He said Polish farmers were invited to the agriculture ministry for talks on Thursday.
Speaking after Siekierski on Polsat News, protest organizer Szczepan Wojcik said the invitation was welcome, but warned of more protests if no progress was made during the next few days.
“Further protests in Warsaw have already been announced for March 6. Farmers are already organizing on the roads, and border crossings will continue to be blocked,” he said.
Asked about the possibility of further escalation, Wojcik said, “The farmers are desperate. ... The ball is in the government’s court.”
Earlier in the day, Tusk said the EU had to solve the problems created by its decision to open its borders to imports of Ukrainian food products.
He added that Poland was ready to co-finance purchases of Polish, European and Ukrainian food and agricultural products to be sent as humanitarian aid to famine-stricken countries, and that “Europe should certainly find funds for this.”
Back home, farmers rallied in central Warsaw before marching toward parliament and then Tusk’s office.
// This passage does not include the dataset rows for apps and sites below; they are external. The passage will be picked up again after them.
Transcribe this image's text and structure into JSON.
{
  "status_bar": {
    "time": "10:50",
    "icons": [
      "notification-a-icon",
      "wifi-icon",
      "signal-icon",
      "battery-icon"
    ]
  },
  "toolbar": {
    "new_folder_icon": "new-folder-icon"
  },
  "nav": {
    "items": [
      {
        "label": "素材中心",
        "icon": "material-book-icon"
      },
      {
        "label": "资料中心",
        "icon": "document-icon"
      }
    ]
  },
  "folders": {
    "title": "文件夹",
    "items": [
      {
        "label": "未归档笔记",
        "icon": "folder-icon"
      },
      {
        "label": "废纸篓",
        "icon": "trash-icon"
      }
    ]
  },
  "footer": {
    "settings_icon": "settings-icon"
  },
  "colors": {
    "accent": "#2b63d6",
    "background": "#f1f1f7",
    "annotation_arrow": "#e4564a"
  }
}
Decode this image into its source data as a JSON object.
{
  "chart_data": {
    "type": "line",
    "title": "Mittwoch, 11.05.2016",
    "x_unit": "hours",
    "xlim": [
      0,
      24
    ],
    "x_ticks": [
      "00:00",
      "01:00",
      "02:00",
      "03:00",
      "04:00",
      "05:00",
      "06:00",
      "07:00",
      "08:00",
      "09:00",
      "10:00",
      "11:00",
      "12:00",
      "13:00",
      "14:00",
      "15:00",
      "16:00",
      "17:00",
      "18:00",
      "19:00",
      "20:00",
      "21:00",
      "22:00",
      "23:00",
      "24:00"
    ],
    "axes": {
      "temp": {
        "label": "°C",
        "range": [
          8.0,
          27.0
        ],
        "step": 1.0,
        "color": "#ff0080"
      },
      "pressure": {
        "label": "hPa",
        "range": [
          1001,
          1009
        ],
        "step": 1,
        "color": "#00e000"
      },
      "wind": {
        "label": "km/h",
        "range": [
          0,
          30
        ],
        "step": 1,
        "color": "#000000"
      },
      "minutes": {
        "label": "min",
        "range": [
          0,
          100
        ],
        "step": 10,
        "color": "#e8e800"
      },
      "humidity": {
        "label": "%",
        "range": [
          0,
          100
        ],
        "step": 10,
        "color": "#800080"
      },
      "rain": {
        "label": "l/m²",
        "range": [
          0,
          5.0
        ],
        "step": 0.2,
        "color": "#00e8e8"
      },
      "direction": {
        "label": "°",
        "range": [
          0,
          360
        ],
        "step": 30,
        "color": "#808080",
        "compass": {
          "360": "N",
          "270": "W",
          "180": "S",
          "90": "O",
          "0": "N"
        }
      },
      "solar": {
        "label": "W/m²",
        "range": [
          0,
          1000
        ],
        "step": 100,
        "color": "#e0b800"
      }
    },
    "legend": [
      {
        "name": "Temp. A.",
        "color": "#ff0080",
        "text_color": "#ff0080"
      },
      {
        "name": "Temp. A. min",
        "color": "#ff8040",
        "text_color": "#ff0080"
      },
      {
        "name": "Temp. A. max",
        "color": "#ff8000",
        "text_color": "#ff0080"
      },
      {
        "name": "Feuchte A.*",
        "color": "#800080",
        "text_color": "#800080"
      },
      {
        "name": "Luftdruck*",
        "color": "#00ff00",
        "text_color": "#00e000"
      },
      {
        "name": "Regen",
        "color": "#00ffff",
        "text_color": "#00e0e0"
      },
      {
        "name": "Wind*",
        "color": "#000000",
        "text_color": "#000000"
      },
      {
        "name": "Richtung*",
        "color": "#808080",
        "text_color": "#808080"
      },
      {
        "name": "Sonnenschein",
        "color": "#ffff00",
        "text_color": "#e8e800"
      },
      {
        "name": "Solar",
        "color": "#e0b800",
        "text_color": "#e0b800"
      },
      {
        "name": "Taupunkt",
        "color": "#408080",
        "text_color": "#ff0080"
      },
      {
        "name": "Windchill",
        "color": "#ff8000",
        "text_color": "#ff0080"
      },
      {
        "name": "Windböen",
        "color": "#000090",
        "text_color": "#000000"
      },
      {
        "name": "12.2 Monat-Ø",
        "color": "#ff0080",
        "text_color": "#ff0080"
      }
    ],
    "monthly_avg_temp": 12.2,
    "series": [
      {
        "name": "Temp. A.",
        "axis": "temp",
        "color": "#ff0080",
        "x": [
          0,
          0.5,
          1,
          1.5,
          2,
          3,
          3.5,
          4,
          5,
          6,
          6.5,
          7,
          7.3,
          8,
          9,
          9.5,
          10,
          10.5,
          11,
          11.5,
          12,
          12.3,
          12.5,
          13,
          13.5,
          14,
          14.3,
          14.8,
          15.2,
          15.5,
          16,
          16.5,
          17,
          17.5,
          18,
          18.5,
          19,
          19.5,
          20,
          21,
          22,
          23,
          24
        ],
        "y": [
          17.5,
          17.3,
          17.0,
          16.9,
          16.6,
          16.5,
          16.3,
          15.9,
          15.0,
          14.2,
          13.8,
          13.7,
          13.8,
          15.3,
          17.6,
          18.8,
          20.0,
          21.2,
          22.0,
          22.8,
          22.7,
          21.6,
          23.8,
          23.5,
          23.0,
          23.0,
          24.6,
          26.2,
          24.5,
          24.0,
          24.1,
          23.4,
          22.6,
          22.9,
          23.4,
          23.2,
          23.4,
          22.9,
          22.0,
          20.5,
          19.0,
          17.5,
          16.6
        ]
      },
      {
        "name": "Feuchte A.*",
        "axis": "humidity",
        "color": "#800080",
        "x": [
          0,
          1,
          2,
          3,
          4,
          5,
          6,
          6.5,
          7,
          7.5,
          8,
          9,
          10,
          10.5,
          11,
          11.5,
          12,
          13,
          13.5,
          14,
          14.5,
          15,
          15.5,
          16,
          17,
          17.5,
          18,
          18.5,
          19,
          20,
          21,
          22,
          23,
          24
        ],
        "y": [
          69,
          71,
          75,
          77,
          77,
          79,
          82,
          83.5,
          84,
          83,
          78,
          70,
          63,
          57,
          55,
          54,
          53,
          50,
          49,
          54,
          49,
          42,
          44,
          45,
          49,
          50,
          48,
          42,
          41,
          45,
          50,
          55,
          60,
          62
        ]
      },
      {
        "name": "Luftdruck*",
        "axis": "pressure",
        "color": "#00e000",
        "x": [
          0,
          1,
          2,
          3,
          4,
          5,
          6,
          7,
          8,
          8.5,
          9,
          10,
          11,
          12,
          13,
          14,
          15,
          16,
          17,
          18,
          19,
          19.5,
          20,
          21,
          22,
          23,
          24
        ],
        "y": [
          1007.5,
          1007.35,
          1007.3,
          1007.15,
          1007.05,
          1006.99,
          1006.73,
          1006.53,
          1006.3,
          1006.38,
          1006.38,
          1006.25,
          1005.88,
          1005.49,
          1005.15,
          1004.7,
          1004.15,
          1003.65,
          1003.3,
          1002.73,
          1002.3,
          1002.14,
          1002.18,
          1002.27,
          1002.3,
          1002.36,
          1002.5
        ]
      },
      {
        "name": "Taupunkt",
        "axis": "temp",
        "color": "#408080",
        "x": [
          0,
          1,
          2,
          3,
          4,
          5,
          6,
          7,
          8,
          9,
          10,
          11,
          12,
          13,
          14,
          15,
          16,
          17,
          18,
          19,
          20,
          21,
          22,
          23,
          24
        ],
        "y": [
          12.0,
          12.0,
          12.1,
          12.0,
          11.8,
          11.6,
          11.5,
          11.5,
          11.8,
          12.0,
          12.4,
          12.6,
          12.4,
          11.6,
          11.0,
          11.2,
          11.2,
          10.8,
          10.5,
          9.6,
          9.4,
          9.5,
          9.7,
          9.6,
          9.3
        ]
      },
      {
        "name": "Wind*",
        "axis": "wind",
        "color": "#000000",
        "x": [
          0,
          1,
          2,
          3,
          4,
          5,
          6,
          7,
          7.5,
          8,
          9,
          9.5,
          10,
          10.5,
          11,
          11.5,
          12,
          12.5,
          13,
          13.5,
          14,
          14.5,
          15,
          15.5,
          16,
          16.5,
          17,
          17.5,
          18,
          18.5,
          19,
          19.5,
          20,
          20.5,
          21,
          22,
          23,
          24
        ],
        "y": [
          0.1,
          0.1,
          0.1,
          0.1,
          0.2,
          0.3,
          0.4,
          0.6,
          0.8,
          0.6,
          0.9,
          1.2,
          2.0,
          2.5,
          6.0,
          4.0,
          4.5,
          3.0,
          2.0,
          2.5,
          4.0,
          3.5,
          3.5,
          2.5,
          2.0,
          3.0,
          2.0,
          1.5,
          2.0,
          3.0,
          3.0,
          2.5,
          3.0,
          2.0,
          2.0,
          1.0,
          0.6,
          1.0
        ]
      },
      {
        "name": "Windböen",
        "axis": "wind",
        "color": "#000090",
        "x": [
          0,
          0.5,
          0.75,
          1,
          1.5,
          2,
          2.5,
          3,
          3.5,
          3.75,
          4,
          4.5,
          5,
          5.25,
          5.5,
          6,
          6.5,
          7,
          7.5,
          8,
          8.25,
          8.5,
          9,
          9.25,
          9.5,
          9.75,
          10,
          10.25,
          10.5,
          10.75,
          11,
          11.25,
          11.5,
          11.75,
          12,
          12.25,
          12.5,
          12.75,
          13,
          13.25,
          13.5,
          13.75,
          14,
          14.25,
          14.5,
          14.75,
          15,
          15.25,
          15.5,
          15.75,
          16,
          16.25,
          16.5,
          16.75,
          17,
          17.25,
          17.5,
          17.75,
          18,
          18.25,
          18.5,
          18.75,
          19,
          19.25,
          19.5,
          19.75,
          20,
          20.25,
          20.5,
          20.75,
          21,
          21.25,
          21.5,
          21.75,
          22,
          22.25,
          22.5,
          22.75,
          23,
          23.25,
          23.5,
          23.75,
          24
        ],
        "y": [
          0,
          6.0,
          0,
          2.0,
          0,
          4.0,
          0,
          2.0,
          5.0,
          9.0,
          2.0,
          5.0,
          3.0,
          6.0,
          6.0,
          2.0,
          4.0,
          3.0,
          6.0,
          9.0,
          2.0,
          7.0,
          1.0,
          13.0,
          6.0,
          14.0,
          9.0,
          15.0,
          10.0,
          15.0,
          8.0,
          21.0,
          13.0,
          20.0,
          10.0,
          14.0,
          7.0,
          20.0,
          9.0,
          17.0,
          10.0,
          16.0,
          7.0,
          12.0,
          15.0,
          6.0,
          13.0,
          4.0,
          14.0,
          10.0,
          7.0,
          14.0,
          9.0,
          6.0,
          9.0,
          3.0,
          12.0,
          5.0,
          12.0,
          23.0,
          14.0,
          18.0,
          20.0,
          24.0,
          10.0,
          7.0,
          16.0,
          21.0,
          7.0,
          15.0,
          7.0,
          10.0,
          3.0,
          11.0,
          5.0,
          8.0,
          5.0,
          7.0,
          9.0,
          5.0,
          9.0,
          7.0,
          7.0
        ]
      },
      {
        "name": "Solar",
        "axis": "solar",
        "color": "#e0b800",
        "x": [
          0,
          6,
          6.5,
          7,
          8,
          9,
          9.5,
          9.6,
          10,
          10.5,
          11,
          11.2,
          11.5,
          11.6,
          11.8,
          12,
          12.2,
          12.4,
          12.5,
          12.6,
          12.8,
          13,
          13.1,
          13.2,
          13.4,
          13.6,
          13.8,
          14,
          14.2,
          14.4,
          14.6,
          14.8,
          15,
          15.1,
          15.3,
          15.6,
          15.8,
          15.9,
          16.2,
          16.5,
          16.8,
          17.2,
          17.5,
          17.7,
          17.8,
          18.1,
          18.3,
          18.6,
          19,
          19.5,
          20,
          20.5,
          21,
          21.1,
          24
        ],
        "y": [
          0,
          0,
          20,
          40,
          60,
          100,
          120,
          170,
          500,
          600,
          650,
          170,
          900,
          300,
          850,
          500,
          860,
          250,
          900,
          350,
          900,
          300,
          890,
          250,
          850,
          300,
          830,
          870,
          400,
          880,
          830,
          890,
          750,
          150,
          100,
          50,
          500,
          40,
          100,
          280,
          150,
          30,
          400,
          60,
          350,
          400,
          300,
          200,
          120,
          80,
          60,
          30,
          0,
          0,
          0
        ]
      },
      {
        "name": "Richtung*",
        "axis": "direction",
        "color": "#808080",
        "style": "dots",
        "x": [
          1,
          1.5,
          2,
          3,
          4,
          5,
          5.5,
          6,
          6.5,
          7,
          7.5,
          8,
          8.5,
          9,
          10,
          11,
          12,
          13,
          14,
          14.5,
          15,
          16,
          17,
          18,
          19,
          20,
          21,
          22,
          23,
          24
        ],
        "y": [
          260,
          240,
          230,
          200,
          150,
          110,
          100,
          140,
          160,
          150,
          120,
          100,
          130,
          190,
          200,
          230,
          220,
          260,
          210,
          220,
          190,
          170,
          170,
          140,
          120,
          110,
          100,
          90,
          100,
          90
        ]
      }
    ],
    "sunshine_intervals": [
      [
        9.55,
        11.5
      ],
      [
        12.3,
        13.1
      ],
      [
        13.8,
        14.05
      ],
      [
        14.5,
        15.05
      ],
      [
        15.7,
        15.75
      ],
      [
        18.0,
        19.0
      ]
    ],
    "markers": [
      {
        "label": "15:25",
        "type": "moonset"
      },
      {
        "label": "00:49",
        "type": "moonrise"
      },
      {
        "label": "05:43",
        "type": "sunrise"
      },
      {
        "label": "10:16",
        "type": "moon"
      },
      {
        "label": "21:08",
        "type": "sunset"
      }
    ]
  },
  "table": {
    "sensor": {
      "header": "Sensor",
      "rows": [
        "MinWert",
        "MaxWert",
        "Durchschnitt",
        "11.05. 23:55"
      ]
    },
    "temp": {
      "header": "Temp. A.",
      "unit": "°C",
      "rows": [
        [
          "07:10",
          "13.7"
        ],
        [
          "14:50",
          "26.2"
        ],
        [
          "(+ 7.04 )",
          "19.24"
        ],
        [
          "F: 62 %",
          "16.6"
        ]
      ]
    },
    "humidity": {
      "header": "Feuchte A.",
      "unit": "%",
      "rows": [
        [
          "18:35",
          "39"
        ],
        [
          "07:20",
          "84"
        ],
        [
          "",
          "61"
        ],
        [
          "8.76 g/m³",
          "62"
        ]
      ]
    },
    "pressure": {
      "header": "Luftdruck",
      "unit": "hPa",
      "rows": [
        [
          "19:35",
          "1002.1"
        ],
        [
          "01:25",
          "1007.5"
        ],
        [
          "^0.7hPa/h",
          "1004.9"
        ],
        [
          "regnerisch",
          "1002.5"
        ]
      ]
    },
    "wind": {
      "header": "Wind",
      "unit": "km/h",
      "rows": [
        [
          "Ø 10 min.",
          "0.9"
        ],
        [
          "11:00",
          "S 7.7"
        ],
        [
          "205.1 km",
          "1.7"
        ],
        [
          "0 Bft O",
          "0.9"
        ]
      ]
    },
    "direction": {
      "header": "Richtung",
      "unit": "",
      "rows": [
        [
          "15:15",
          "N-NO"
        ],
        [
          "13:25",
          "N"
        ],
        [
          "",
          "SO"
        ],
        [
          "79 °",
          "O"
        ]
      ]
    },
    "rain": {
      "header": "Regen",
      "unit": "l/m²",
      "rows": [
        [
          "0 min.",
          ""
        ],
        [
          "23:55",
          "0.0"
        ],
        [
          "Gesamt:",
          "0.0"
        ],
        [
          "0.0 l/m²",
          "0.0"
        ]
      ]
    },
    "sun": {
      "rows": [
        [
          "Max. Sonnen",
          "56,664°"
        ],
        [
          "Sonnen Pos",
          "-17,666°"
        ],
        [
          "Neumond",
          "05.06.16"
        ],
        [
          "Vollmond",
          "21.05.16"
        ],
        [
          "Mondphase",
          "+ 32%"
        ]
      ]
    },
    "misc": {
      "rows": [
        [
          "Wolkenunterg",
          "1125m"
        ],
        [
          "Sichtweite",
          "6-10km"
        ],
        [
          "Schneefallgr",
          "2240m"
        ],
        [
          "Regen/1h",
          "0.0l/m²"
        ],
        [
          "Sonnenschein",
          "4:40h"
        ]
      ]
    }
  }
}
A city hall official cited by PAP state news agency put the number of protesters around 10,000.
“We are protesting because we want the ‘green deal’ to be lifted, as it will lead our farms to bankruptcy with its costs...that are not comparable to what we harvest and to what we are paid,” said Kamil Wojciechowski, 31, a farmer from Izbica Kujawska in central Poland.
“What we’re paid for our work, it has decreased because of the influx of grain from Ukraine and this is our second demand — to block the influx of grain from Ukraine,” he said.
The farmers began a series of protests throughout the country earlier this month, which included a near-total blockade of all Ukrainian border crossings, as well as disruptions at ports and on roads nationwide.
“We won’t give up. We have no choice. Our farms will go bankrupt, we will lose our livelihoods,” Pawel Walkowiak, 47, a corn and wheat producer from Konarzewo in western Poland, said.
The city hall official said Tuesday’s protest in Warsaw took place without major incidents.